with no tax consequence.
Any unused contribution room is added to your TFSA contribution room for the next
Most withdrawals made from a TFSA will be added back to the TFSA contribution room
at the beginning of the year following the withdrawal.
- Consult your personal financial advisor for more information on TFSAs.
Who administers the DB plan?
The plan is administered by a Board of Trustees,
made up of trustees appointed equally by Canadian Blood Services and the
The Board is responsible for interpreting plan rules and ensuring that the plan
meets the requirements of all governing legislation.
For questions on day-to-day plan administration or your own pension entitlements,
you should contact Morneau Shepell Ltd at 1-877-252-4442.
What is the future of the plan?
Although Canadian Blood Services and the
Participating Unions intend to continue the plan indefinitely, they do have
the right to terminate or amend it at any time. At this time, we do not expect that

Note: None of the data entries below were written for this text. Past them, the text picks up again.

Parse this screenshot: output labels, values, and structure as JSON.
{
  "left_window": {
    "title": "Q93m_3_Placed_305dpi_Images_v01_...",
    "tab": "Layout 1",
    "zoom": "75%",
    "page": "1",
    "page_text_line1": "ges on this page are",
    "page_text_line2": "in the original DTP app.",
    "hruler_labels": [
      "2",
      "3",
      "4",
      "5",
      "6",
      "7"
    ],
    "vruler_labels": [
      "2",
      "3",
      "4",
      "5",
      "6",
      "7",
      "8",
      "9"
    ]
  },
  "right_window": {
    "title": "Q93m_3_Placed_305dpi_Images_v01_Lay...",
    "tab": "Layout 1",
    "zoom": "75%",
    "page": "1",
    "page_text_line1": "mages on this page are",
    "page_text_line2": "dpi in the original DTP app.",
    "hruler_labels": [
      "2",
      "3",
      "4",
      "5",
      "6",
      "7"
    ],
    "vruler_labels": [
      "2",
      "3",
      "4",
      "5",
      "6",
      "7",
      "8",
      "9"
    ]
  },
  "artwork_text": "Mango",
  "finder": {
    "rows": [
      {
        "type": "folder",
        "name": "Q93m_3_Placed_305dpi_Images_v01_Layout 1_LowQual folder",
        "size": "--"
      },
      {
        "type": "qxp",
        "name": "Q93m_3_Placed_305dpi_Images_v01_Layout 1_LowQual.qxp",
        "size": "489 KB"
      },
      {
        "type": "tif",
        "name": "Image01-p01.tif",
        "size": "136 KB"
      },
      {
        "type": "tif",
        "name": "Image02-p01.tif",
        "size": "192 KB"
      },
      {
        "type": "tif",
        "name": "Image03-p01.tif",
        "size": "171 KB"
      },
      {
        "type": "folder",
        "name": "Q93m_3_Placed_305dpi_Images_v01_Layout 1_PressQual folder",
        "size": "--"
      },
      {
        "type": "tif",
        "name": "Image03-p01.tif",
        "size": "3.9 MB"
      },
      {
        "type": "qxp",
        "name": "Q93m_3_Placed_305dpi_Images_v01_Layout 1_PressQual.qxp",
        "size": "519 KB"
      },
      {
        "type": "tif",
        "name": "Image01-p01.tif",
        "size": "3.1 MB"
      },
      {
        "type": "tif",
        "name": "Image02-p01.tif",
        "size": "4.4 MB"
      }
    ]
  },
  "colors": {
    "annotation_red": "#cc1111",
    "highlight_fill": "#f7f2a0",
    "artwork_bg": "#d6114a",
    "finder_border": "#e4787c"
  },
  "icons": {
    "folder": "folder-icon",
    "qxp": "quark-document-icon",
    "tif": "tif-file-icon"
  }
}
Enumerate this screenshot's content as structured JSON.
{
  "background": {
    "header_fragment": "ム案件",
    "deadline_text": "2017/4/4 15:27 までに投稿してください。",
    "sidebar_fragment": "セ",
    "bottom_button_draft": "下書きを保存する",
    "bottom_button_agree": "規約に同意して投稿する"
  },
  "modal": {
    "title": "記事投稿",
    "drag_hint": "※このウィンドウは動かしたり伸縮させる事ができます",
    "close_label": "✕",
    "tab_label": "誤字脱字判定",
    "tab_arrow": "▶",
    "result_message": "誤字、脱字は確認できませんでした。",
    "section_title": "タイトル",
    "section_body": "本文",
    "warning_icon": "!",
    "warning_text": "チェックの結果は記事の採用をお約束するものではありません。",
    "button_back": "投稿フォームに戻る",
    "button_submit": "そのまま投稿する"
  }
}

any amendment will affect the benefits you have already accumulated under the plan.
However, if the plan is underfunded, members' accumulated benefits may be reduced
in accordance with applicable legislation.
Each time the plan is amended, you will receive an explanation of the amendment,
once it is approved by pension authorities. In certain cases, this explanation may
be included in your annual statement.